Country music fans will want to try to fit in a visit to the legendary Bluebird Café where stars like Garth Brooks and Taylor Swift performed before they were household names.  Those who prefer their music more on the indie rock side should make time to check out Third Man Records to pick up some vinyl and maybe even a Jack White sighting.  Nashville hot chicken has become a buzzword in recent years, and while locals spar over the best place to try it, the best known is certainly Hattie B’s.  Place a to-go order if you want to skip the line. 

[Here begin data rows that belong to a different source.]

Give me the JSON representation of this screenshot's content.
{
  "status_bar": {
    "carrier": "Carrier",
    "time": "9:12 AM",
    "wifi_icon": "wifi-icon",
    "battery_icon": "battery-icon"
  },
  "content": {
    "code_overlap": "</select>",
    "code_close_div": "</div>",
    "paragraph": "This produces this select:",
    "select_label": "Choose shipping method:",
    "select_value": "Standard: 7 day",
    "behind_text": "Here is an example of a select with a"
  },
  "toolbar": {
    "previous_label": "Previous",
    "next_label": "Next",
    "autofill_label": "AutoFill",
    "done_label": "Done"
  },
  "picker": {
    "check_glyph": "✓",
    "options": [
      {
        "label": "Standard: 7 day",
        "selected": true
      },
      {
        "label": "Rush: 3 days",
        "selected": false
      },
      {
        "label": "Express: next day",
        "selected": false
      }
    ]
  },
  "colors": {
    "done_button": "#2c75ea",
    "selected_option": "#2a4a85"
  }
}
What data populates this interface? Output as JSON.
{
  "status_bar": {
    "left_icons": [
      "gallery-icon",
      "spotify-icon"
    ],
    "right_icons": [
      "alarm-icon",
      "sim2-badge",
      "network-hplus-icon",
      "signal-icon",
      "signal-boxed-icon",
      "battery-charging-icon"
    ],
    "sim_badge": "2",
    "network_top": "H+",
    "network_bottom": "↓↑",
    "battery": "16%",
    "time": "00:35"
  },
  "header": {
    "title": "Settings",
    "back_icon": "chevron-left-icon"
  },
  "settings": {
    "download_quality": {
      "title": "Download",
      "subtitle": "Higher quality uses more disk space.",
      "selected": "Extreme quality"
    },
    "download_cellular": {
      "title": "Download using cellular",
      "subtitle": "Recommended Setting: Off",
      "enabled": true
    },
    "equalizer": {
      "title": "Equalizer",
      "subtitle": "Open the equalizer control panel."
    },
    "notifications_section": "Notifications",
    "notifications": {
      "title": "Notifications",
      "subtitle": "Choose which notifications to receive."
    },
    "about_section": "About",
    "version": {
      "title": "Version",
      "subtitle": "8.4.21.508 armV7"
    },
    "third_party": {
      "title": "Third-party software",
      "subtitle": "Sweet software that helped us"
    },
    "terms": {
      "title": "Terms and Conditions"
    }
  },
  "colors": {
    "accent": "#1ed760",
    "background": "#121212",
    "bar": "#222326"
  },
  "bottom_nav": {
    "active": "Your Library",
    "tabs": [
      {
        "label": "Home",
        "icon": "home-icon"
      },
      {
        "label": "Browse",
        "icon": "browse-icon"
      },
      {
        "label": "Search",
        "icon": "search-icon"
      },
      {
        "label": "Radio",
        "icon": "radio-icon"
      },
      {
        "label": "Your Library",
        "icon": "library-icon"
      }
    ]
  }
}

There are always too many entertainment options to list on any given night, but a couple of standout shows during SEAALL 2018 are The Decemberists at the Ryman, Yo La Tengo at the Basement East, and of course, country artists new and old at the Grand Ole Opry.   SEAALL attendees sticking around for Saturday night may want to catch a laser light show at Sudekum Planetarium or enjoy the Nashville Sounds baseball game. 

A Few More Things ...

Tennessee is one of the few states that has not enacted a general statewide smoking ban; therefore, quite a few bars still allow indoor smoking.  If you are a smoker, this will likely be a welcome change; if you are not a fan of smoke, do your homework before making a special trip to a nightlife spot.  Sales tax here is a bit higher than usual (10%) so figure that into your purchases.  Karaoke opportunities abound and many of the participants are intimidatingly professional sounding.  That should by no means stop you from getting up on stage to take your shot.  Nashville has quite a lot of celebrity residents, particularly if you enjoy country music or The Bachelor franchise of television shows, so be prepared to maybe see some familiar faces.  A couple of great online resources for places to go and things to do are the Nashville Scene and Nashville Guru.  A few other highlights while you're in town include Kid Koala, the Cherry Blossom Festival, and the Rolling Stones exhibit at the Musicians Hall of Fame. 

 

Your 2018 local arrangements committee is happy to offer more specific recommendations as well, so please don’t hesitate to find us and ask questions!  We hope you have a fantastic visit to Music City, and we’re excited to welcome you to SEAALL 2018!

 

Thank you to Andrea Alexander for pulling together this information!